The Eastern Gulf of Finland hosts a variety of human activities as well as sites of cultural, historical and natural values. The geographically small coastal and marine area is rich with major ports, busy waterways, blue economy businesses activities, and a wide variety of leisure activities. Inevitably, environmental challenges cannot be avoided. Therefore, the needs and interests of different actors need to be considered and balanced, natural and cultural values should be preserved, environmental impacts mitigated, and efforts made to improve the state of the environment where needed.
Best practices for sustainable shore use in the Eastern Gulf of Finland
The GET READY consortium has examined the best practices for sustainable shore use and coastal zone management against the key aspects of the HELCOM-VASAB guidelines for the implementation of the ecosystem-based approach in MSP, such as participatory planning, identification of ecosystem services and human-ecosystem interactions, alternative planning solutions, and precautionary principle. The Finnish Maritime Spatial Planning (MSP) process has served as an example of the implementation of the ecosystem approach on the national level. In addition, national legislation and planning practices have been examined through four cases, Kymenlaakso regional plan from the year 2013, Kotka-Hamina strategic general plan from the year 2018, Ust-Luga port, and avanport Bronka. The legislative frames, and the resulting planning practices, are very different in Finland and in Russia. However, the ecosystem-based management may be applied successfully within differing legislative and administrative frameworks, governance styles, and planning cases.

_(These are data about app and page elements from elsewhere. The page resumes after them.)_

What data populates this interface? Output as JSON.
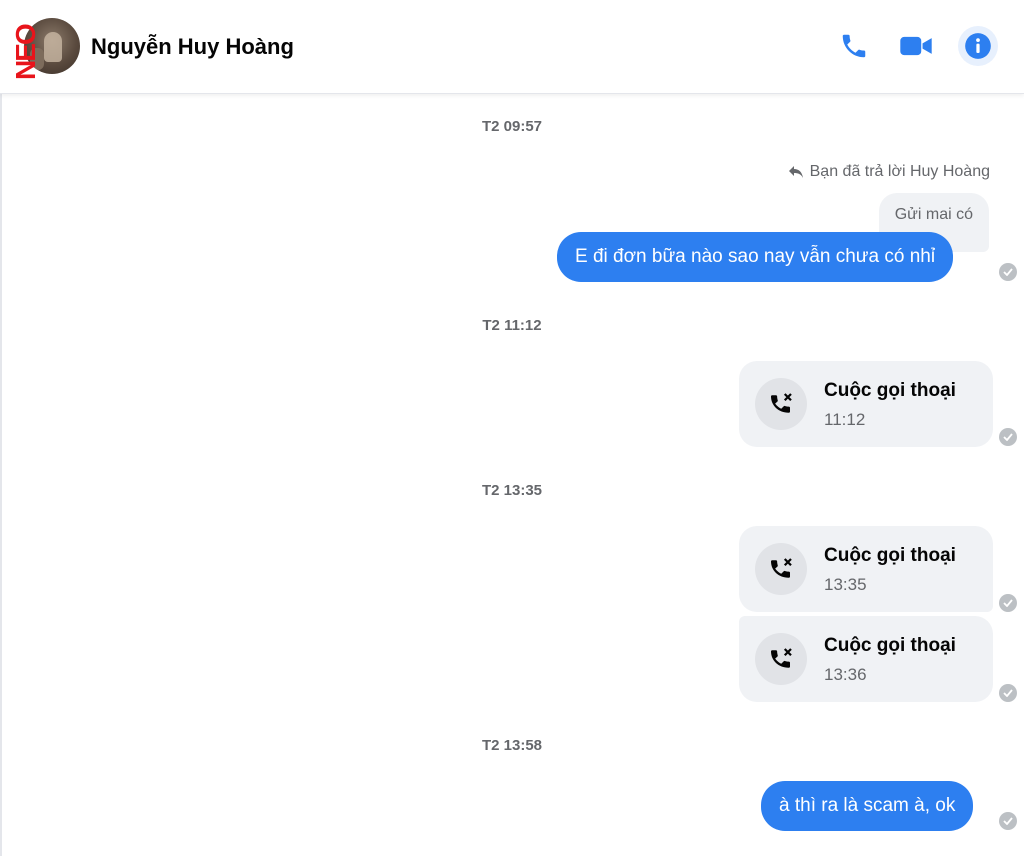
{
  "header": {
    "contact_name": "Nguyễn Huy Hoàng",
    "overlay_text": "NEO",
    "accent_color": "#2d7ff0",
    "actions": {
      "phone": "phone-icon",
      "video": "video-camera-icon",
      "info": "info-icon"
    }
  },
  "messages": {
    "timestamps": [
      "T2 09:57",
      "T2 11:12",
      "T2 13:35",
      "T2 13:58"
    ],
    "reply_context": "Bạn đã trả lời Huy Hoàng",
    "quoted_message": "Gửi mai có",
    "outgoing_1": "E đi đơn bữa nào sao nay vẫn chưa có nhỉ",
    "calls": [
      {
        "title": "Cuộc gọi thoại",
        "time": "11:12"
      },
      {
        "title": "Cuộc gọi thoại",
        "time": "13:35"
      },
      {
        "title": "Cuộc gọi thoại",
        "time": "13:36"
      }
    ],
    "outgoing_2": "à thì ra là scam à, ok"
  }
}
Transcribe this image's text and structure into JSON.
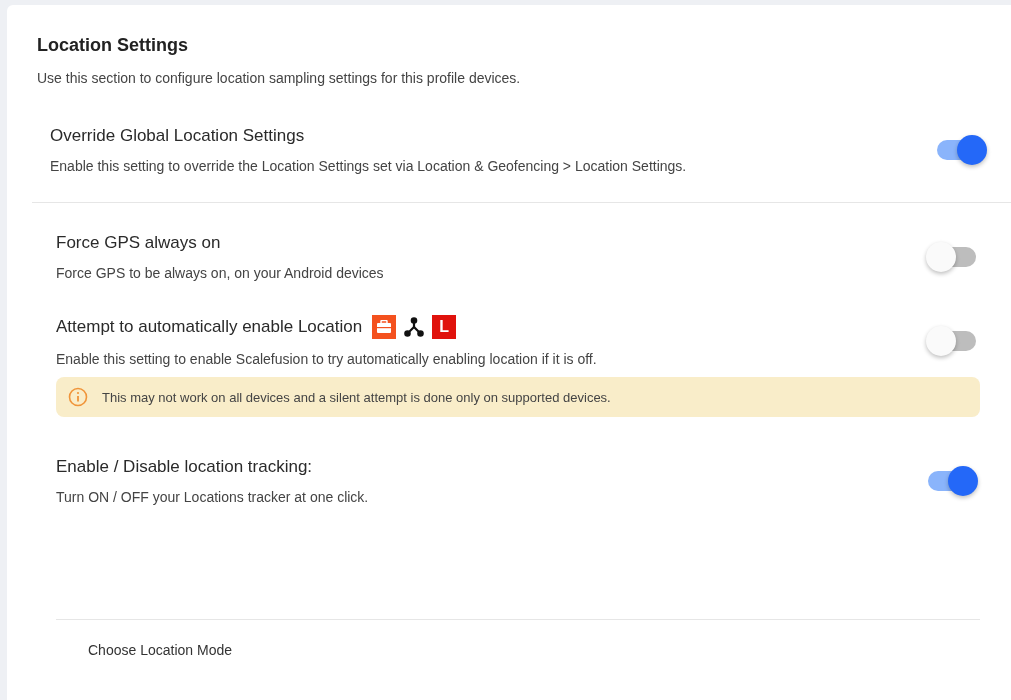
{
  "section": {
    "title": "Location Settings",
    "description": "Use this section to configure location sampling settings for this profile devices."
  },
  "override": {
    "title": "Override Global Location Settings",
    "description": "Enable this setting to override the Location Settings set via Location & Geofencing > Location Settings.",
    "on": true
  },
  "settings": [
    {
      "title": "Force GPS always on",
      "description": "Force GPS to be always on, on your Android devices",
      "on": false
    },
    {
      "title": "Attempt to automatically enable Location",
      "description": "Enable this setting to enable Scalefusion to try automatically enabling location if it is off.",
      "on": false,
      "badges": [
        {
          "kind": "briefcase",
          "color": "#f4511e"
        },
        {
          "kind": "nodes",
          "color": "#111111"
        },
        {
          "kind": "letter",
          "text": "L",
          "color": "#e0120c"
        }
      ],
      "notice": "This may not work on all devices and a silent attempt is done only on supported devices."
    },
    {
      "title": "Enable / Disable location tracking:",
      "description": "Turn ON / OFF your Locations tracker at one click.",
      "on": true
    }
  ],
  "mode": {
    "label": "Choose Location Mode"
  }
}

Identifying Ecosystem Services Illustrates Complex Relationships between the Environment and Human Well-Being
One of the most potential practices to strengthen the evidence-based sustainable management of the coastal and marine environment at the Eastern Gulf of Finland is the identification of the ecosystem services. They are the benefits which people obtain from ecosystems, such as food or water, marine scenery, recreational services, fish catch, as well as supporting services such as the industrial use of soil. Ecosystem services have largely been taken for granted. It is only due to severe environmental problems, such as the eutrophication of the Baltic Sea, that people have started to pay attention to the irreplaceable natural values. The Dasgupta Review, which has drawn worldwide attention, has brought up the value of nature as the cornerstone for the whole humankind - our economies, livelihoods and well-being alike. The Review suggests that natural capital should be injected into national accounting, bringing economics and ecology face to face. By changing the way we are used to think, act and measure success, we can help to save the natural world, and in doing so save ourselves.

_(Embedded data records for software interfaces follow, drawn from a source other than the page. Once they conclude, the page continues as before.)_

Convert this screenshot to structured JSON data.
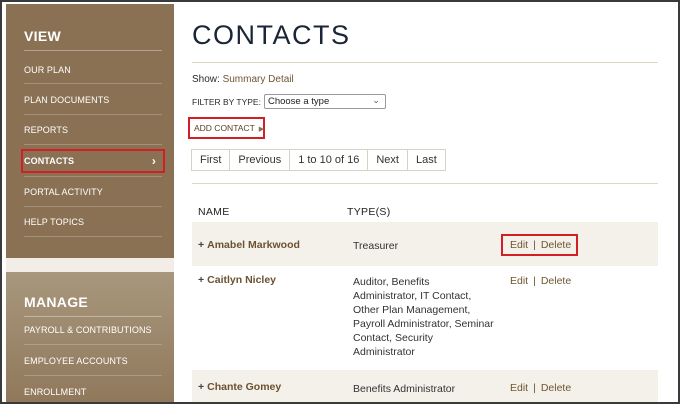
{
  "sidebar": {
    "view_heading": "VIEW",
    "view_items": [
      {
        "label": "OUR PLAN"
      },
      {
        "label": "PLAN DOCUMENTS"
      },
      {
        "label": "REPORTS"
      },
      {
        "label": "CONTACTS"
      },
      {
        "label": "PORTAL ACTIVITY"
      },
      {
        "label": "HELP TOPICS"
      }
    ],
    "active_item": "CONTACTS",
    "manage_heading": "MANAGE",
    "manage_items": [
      {
        "label": "PAYROLL & CONTRIBUTIONS"
      },
      {
        "label": "EMPLOYEE ACCOUNTS"
      },
      {
        "label": "ENROLLMENT"
      }
    ]
  },
  "main": {
    "title": "CONTACTS",
    "show_label": "Show:",
    "show_summary": "Summary",
    "show_detail": "Detail",
    "filter_label": "FILTER BY TYPE:",
    "filter_value": "Choose a type",
    "add_contact": "ADD CONTACT",
    "pager": {
      "first": "First",
      "previous": "Previous",
      "range": "1 to 10 of 16",
      "next": "Next",
      "last": "Last"
    },
    "columns": [
      "NAME",
      "TYPE(S)"
    ],
    "contacts": [
      {
        "name": "Amabel Markwood",
        "types": "Treasurer",
        "edit": "Edit",
        "delete": "Delete"
      },
      {
        "name": "Caitlyn Nicley",
        "types": "Auditor, Benefits Administrator, IT Contact, Other Plan Management, Payroll Administrator, Seminar Contact, Security Administrator",
        "edit": "Edit",
        "delete": "Delete"
      },
      {
        "name": "Chante Gomey",
        "types": "Benefits Administrator",
        "edit": "Edit",
        "delete": "Delete"
      }
    ],
    "action_separator": "|"
  },
  "colors": {
    "sidebar_brown": "#8a7154",
    "title_navy": "#1a2535",
    "link_brown": "#6e5632",
    "highlight_red": "#d21f26"
  }
}
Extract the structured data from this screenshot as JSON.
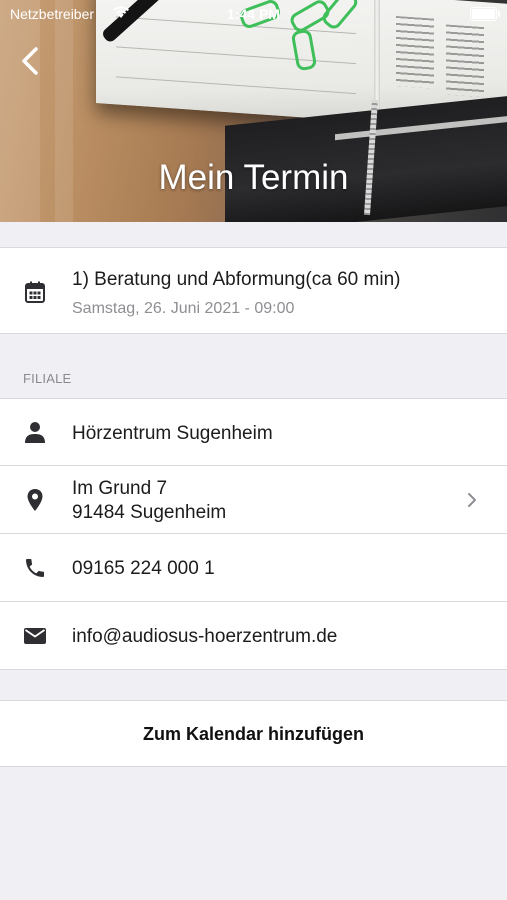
{
  "status_bar": {
    "carrier": "Netzbetreiber",
    "time": "1:44 PM"
  },
  "header": {
    "title": "Mein Termin",
    "back_icon": "chevron-left-icon"
  },
  "appointment": {
    "title": "1) Beratung und Abformung(ca 60 min)",
    "date": "Samstag, 26. Juni 2021 - 09:00",
    "icon": "calendar-icon"
  },
  "branch": {
    "section_label": "FILIALE",
    "name": "Hörzentrum Sugenheim",
    "address_line1": "Im Grund 7",
    "address_line2": "91484 Sugenheim",
    "phone": "09165 224 000 1",
    "email": "info@audiosus-hoerzentrum.de"
  },
  "actions": {
    "add_to_calendar": "Zum Kalendar hinzufügen"
  },
  "colors": {
    "background": "#efeff4",
    "row_background": "#ffffff",
    "icon": "#2f2f33",
    "secondary_text": "#8e8e93"
  }
}
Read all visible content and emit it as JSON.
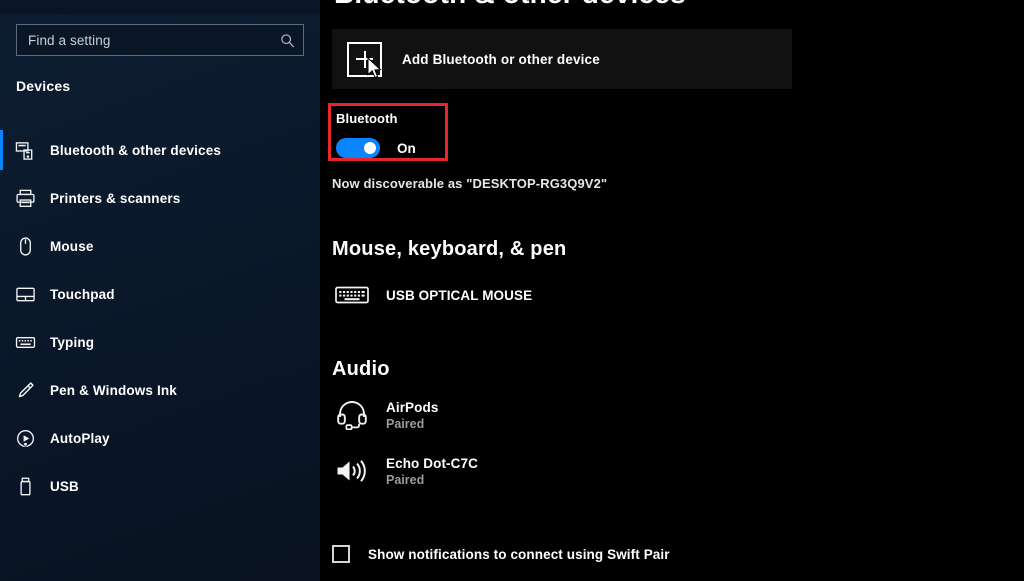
{
  "sidebar": {
    "search": {
      "placeholder": "Find a setting",
      "value": "",
      "icon": "search-icon"
    },
    "heading": "Devices",
    "items": [
      {
        "label": "Bluetooth & other devices",
        "icon": "bluetooth-devices-icon",
        "selected": true
      },
      {
        "label": "Printers & scanners",
        "icon": "printer-icon",
        "selected": false
      },
      {
        "label": "Mouse",
        "icon": "mouse-icon",
        "selected": false
      },
      {
        "label": "Touchpad",
        "icon": "touchpad-icon",
        "selected": false
      },
      {
        "label": "Typing",
        "icon": "keyboard-icon",
        "selected": false
      },
      {
        "label": "Pen & Windows Ink",
        "icon": "pen-icon",
        "selected": false
      },
      {
        "label": "AutoPlay",
        "icon": "autoplay-icon",
        "selected": false
      },
      {
        "label": "USB",
        "icon": "usb-icon",
        "selected": false
      }
    ]
  },
  "main": {
    "page_title": "Bluetooth & other devices",
    "add_device": {
      "label": "Add Bluetooth or other device",
      "icon": "plus-icon"
    },
    "bluetooth": {
      "label": "Bluetooth",
      "state": "On",
      "discoverable_text": "Now discoverable as \"DESKTOP-RG3Q9V2\""
    },
    "sections": [
      {
        "title": "Mouse, keyboard, & pen",
        "devices": [
          {
            "name": "USB OPTICAL MOUSE",
            "status": "",
            "icon": "keyboard-icon"
          }
        ]
      },
      {
        "title": "Audio",
        "devices": [
          {
            "name": "AirPods",
            "status": "Paired",
            "icon": "headset-icon"
          },
          {
            "name": "Echo Dot-C7C",
            "status": "Paired",
            "icon": "speaker-icon"
          }
        ]
      }
    ],
    "swift_pair": {
      "label": "Show notifications to connect using Swift Pair",
      "checked": false
    }
  },
  "colors": {
    "accent_blue": "#0a84ff",
    "highlight_red": "#e8252a",
    "sidebar_bg": "#0b1a2e",
    "main_bg": "#000000"
  }
}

The Ecosystem services have already been discussed in the context of the Gulf of Finland Year 2014, in the assessment on the environmental state of the Gulf of Finland by scientist from Estonia, Finland, and Russia. The Gulf of Finland Assessment suggests that visualization and valuation of ecosystem services would benefit the sustainable management of the Gulf of Finland as a common property resource. Giving a price tag for those services that are not automatically recognized as important components contributing to human well-being – such as aesthetic experiences or recreation – might help the society to recognize even better that the ecosystem is a provider of a wide array of services.
Ecosystem Services and Land-Sea Interactions – GET READY Perspective
The GET READY consortium has considered ecosystem services and their identification as one of the most potential practices of the ecosystem approach at the Eastern Gulf of Finland. Identification of ecosystem services enables to define and visualize the linkages between ecosystems and human well-being. This way, it can be used to support ecosystem-based management both on land and in the coastal and marine areas. Both Finland and Russia have collected extensive and long-term monitoring and research data concerning the Eastern Gulf of Finland, which could serve as a basis for taking the regional ecosystem services under examination in a wider perspective. Developing a comprehensive understanding about the use of the natural resources in the Eastern Gulf of Finland would be beneficial for the land-use and maritime planning processes in the future. The more so because the identification of ecosystem services also provides a link to land-sea interactions. Many activities taking place on land have an impact on the marine environment – and vice versa. The land-sea interactions which could be revealed during the identification process would be valuable in providing support to planning decisions about the region.
Getting Ready for the Cross-Border Challenges: Capacity Building in Sustainable Shore Use
Best practices for sustainable shore use and coastal zone management in the Eastern Gulf of Finland have been examined by a Russian-Finnish consortium of academic, scientific and business partners in a cross-border project GET READY – Getting Ready for the Cross-Border Challenges: Capacity Building in Sustainable Shore Use. GET READY aims at increasing the readiness of the cross-border region to the existing and expected challenges of sustainable environmental management in the Eastern Gulf of Finland. The project is financed by the South-East Finland – Russia CBC 2014-2020 programme, which is one of the three programmes implemented at the border regions between Finland and Russia under the European Neighbourhood Instrument (ENI).
Report on best practices for sustainable coastal zone planning in the Eastern Gulf of Finland will be published later in autumn 2021.
More information: Sari Nyroos, GET READY Project Coordinator at the University of Turku